In 1944, a starry-eyed 22-year-old Brooklynite Richard Sylvan Seltzer landed a small part in MAE WEST's Broadway show, "Catherine Was Great."
• • Born on 29 August 1922, he was the younger of two sons of impoverished Jewish parents who were evicted from their apartment in Bensonhurst several times. More than once, Richard and his brother, Benson, lived in homes for troubled boys. Their father abandoned the family when Richard was a teenager.
• • Like many children who dream of something better, he got his start as a young actor with minor roles in several Broadway shows and was in the cast of "Dead End," which starred the Dead End Kids.
• • When the show closed in 1937, Blackwell moved to Los Angeles with his mother and brother and found work in movies, starting with "Little Tough Guy" (1938) — — a spinoff of the Broadway show he left behind. He got another small role that year in "Juvenile Court," starring Rita Hayworth.
• • Meeting Mae West in 1944 was unforgettable, he always said. Shortly afterward, he was to encounter movie producer Howard Hughes, who changed his name to Richard Blackwell. Howard Hughes chose the name to sound "theatrical, polished, memorable," Blackwell wrote in his autobiography.
• • Eventually, he became "Mr. Blackwell," whose annual "worst dressed" list dressed down movie stars, music icons, and European royalty with the predilection for making a fashion faux pas. This helped turn him into a household name.
• • Mr. Blackwell lived in the Hancock Park enclave of Los Angeles with his partner of 60 years, Robert Spencer. Unfortunately, Blackwell suffered from Bell's palsy for the last seven years of his life. He died in Los Angeles in October — — on 19 October 2008 — — of complications from an intestinal infection. He was 86 years old.
• • On 19 October 1899 • •
• • Mae West was a little slip of a girl when the St Louis Post-Dispatch published their edition on 19 October 1899. This paper reported a local crime: beautiful Frankie Baker, a 27-year-old mulatto prostitute [residing at 212 Targee Street, St. Louis, Missouri], who kept an expensively decked-out 17-year-old mack, stabbed him on October 15th. A few days later, Frankie's cheating (and abusive) lover died. A blitz of headlines followed: "Woman Kills Colored Man in St. Louis."
• • The stabbing and the ensuing trial — — wherein Frankie Baker [1872 — 1952] was acquitted — — inspired the folksong "Frankie and Johnny."
• • In 1928 — 1929, Mae West sang "Frankie and Johnny" on Broadway in her melodrama "Diamond Lil," giving the song a glamour glow, enhancing its prominence.

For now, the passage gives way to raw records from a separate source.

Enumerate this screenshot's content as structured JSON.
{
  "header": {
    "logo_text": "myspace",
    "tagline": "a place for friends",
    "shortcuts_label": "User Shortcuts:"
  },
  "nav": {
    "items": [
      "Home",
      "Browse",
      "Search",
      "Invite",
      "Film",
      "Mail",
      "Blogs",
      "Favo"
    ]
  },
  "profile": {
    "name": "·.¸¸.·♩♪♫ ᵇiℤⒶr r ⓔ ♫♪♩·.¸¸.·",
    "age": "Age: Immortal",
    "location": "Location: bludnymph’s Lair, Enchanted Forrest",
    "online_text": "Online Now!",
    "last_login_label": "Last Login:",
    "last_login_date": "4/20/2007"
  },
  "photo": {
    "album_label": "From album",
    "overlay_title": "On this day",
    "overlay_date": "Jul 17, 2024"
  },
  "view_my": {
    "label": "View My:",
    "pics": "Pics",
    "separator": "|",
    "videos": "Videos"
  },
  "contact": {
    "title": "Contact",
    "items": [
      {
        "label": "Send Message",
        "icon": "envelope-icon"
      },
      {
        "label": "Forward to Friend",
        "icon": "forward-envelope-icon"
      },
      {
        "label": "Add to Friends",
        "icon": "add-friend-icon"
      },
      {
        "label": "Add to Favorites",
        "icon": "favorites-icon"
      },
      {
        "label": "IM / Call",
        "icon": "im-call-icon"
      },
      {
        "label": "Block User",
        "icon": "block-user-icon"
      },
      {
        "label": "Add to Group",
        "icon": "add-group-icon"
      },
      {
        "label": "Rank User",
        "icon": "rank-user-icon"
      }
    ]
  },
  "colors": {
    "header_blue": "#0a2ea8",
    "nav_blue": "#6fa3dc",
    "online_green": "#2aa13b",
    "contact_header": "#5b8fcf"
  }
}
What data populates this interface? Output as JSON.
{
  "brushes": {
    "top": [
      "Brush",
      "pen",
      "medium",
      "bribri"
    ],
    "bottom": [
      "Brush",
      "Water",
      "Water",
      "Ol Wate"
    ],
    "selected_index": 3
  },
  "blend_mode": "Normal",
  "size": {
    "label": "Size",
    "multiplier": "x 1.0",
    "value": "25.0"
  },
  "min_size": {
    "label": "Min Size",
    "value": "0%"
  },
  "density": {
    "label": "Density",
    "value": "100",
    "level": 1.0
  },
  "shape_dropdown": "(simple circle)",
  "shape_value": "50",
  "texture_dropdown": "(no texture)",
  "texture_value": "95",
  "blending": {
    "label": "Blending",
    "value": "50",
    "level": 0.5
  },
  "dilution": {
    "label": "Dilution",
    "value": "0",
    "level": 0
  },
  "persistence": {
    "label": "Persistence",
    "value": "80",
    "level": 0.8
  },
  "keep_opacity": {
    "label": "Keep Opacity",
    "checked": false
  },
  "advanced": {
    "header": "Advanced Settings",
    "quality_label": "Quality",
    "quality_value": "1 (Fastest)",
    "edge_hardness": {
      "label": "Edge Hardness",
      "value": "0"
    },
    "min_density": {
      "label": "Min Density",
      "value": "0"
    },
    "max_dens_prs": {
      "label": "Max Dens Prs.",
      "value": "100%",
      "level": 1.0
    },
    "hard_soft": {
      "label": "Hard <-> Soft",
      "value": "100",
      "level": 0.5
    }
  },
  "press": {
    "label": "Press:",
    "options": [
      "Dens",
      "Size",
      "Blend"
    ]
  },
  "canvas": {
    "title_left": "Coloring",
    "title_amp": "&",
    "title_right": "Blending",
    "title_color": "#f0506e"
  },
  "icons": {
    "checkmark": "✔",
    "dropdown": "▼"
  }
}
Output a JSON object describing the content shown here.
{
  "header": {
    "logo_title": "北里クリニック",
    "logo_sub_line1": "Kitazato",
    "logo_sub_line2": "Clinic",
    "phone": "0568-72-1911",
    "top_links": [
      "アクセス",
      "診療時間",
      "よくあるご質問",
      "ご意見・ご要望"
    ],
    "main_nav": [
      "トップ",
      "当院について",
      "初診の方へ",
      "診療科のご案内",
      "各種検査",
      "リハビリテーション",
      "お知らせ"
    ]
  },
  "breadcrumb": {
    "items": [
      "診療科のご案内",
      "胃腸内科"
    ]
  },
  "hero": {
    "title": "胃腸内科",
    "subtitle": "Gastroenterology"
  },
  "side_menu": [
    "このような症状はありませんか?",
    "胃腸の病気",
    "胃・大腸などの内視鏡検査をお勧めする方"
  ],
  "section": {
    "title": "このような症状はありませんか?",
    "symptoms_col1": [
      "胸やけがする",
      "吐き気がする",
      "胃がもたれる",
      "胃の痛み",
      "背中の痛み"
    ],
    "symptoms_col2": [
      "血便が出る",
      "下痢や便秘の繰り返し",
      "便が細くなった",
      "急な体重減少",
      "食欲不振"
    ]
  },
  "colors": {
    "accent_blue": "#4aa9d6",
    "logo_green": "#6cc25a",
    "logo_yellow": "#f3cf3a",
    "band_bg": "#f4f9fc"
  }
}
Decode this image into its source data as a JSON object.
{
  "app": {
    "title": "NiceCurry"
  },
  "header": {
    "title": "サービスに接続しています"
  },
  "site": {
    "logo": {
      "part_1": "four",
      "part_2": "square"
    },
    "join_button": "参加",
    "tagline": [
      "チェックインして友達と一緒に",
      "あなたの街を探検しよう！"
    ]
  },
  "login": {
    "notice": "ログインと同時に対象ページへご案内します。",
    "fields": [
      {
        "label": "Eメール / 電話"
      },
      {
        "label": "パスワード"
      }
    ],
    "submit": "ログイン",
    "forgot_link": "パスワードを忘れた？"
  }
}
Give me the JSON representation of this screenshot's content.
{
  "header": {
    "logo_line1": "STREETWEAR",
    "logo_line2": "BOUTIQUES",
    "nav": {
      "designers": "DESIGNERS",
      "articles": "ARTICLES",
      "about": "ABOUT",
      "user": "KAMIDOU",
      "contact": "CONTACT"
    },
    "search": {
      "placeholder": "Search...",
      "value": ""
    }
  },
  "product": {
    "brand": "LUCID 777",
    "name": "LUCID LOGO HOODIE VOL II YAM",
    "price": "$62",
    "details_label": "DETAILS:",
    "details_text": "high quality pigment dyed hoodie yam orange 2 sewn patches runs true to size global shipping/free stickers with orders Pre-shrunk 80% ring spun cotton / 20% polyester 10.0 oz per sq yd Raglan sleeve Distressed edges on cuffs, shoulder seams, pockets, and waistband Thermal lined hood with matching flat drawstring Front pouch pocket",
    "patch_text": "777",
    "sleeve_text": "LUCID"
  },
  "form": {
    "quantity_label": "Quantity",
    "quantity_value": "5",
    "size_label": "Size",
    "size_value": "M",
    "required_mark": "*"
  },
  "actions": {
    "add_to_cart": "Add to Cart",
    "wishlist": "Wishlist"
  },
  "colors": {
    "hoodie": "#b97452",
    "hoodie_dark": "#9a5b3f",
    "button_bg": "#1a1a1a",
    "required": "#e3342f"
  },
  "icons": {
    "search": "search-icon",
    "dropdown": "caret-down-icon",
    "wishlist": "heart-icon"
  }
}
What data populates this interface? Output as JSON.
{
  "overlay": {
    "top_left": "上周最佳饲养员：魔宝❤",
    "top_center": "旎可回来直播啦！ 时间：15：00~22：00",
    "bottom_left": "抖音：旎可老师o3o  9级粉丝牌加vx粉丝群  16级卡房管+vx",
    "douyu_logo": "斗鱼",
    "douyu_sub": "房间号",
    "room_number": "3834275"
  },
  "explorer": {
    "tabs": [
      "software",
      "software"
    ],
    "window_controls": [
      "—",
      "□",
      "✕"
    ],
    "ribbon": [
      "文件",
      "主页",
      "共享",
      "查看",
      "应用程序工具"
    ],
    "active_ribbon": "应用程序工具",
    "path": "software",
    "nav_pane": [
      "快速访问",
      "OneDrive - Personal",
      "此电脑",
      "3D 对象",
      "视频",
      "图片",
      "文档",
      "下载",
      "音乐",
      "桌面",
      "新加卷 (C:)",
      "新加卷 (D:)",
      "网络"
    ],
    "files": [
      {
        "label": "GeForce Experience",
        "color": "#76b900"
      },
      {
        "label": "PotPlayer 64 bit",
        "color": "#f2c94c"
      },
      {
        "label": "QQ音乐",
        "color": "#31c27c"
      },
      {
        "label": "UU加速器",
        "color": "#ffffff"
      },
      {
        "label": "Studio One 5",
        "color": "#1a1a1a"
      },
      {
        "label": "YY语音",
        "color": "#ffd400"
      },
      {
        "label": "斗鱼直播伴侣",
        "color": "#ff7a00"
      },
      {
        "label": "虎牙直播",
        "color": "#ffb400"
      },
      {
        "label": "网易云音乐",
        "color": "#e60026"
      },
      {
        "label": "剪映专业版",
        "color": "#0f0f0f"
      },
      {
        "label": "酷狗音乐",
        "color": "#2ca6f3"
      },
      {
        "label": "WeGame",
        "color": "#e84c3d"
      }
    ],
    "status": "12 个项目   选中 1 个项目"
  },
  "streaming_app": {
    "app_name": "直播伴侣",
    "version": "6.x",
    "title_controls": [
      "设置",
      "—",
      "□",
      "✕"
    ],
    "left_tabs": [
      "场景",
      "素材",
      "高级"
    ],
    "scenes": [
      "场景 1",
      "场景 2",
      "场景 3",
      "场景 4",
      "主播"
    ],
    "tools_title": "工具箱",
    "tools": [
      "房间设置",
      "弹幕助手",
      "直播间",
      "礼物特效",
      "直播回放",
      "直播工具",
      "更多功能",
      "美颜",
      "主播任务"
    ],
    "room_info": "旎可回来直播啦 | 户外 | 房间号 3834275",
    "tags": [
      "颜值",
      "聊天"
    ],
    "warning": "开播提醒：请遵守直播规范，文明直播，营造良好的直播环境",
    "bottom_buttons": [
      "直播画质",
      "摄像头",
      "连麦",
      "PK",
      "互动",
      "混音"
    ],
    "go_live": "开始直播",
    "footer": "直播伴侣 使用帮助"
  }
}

• • In Her Own Words • •
• • Mae West said: "Frankie and Johnny were lovers / Oh lordy, how they could love /Swore to be true to each other / Just as true as the stars above / He was her man, but he was doing her wrong . . . ."
• • Quote, Unquote • •
• • An article on the early cinema mentioned Mae West.
• • J. Hoberman writes: Introduced rolling her eyes and shooting craps, Clara Bow is a paradoxical presence, a fading star who seems the essence of hard-boiled resilience. A spunkier Jean Harlow, a svelter Mae West, she takes her place among the comic sex goddesses of the early talkies, resurrected along with the film that preserved her performance. Film restoration is also the restoration of cultural memory. ...
• • Source: Article: "To Save and Project Fest: Long Live Cinema!" written by J. Hoberman for The Village Voice; posted on Wednesday, 12 October 2011
• • By the Numbers • •
• • The Mae West Blog was started seven years ago in July 2004. You are reading the 2088th blog post. Unlike many blogs, which draw upon reprinted content from a newspaper or a magazine and/ or summaries, links, or photos, the mainstay of this blog is its fresh material focused on the life and career of Mae West, herself an American original.
• • Come up and see Mae every day online: http://MaeWest.blogspot.com/
• • Photo: • • Mae West • • 1928 song sheet • •
• • Feed — — http://feeds2.feedburner.com/MaeWest